By contrast, if you're telling a story and it violates some thing that George said once in an interview from 1998 about how he thought the Force worked...well...who gives a s*** what he said? I mean, sure, include it if you want, but you're definitely not beholden to George's periodic musings. They bear zero weight on the stories you're trying to tell. That's what I'm getting about "they don't matter."
I look at it this way. George's attitudes and musings and stuff are interesting in an academic sense. Like, "How'd we get here?" and "What was your process?" and stuff like that. But George's attitudes aren't holy writ, and just because George thought X doesn't mean that (1) X is a good idea, or (2) X should have any bearing on the current story.
At the same time, these are all things that the majority of the fandom wanted. They wanted to know what Boba was up to post-RotJ. The fandom wanted the Ahsoka/Sabine duo show where they're searching for Thrawn and Ezra. They wanted Ewan McGregor back as Obi-Wan. The fandom also wanted to see TCW finished out, and got that.

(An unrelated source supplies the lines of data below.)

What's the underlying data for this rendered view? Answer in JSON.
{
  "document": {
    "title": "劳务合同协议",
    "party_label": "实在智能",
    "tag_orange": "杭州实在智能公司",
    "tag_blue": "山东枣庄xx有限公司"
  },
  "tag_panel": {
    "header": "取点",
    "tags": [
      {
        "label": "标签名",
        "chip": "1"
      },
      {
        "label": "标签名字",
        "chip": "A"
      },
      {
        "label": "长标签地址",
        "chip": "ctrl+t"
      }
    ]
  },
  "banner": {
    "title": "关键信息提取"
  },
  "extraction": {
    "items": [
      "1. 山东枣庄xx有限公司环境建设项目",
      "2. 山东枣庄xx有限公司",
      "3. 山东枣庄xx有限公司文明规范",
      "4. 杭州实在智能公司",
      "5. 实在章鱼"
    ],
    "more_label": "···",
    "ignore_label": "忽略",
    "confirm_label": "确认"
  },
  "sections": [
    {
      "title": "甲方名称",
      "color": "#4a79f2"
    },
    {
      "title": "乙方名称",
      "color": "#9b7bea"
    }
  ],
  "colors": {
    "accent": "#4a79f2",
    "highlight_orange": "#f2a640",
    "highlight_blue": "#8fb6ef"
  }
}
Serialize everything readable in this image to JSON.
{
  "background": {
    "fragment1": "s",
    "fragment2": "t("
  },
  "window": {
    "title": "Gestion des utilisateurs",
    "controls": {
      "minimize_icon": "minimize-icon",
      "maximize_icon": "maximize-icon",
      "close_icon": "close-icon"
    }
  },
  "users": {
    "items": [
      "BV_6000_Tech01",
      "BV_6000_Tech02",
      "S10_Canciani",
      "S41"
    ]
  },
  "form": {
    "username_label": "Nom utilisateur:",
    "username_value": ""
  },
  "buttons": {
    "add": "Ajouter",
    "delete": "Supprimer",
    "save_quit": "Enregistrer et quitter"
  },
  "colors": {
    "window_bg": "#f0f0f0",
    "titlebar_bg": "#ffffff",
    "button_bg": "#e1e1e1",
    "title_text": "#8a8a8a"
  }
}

The fandom vocally shows support for these things, but then complains when they get them.
Mixed feelings...merit and fault.Funny enough, Leia ended up running black ops missions for the Rebellion, while Luke piddled around a dirt farm with his head in the stars.
A movie or series of movies can be cultural milestones without constant reinvention. When something is timeless it means that it speaks to the human condition. In that way it lives forever because it speaks to people no matter what time they live in. Fans want to immortalize this movie series by seeing it constantly "fixed" or continued.
Do fans really want Star Wars to live forever? Life has meaning in part because it's brief. Stories are the same. I'd much rather it mean something than have it live on in medioctrity. I really don't understand the obsession with wanting more.
I think what we really crave is the way it inspires us. It was meant to be a vehicle to drive young people to go after something meaningful. Instead it's bred a generation people who think it's the end itself rather than the means. Has Star Wars inspired you to do something or go after something in the last few years, other than to consume more of it? Because if all it's doing is driving your thirst to consume, then it's no longer art.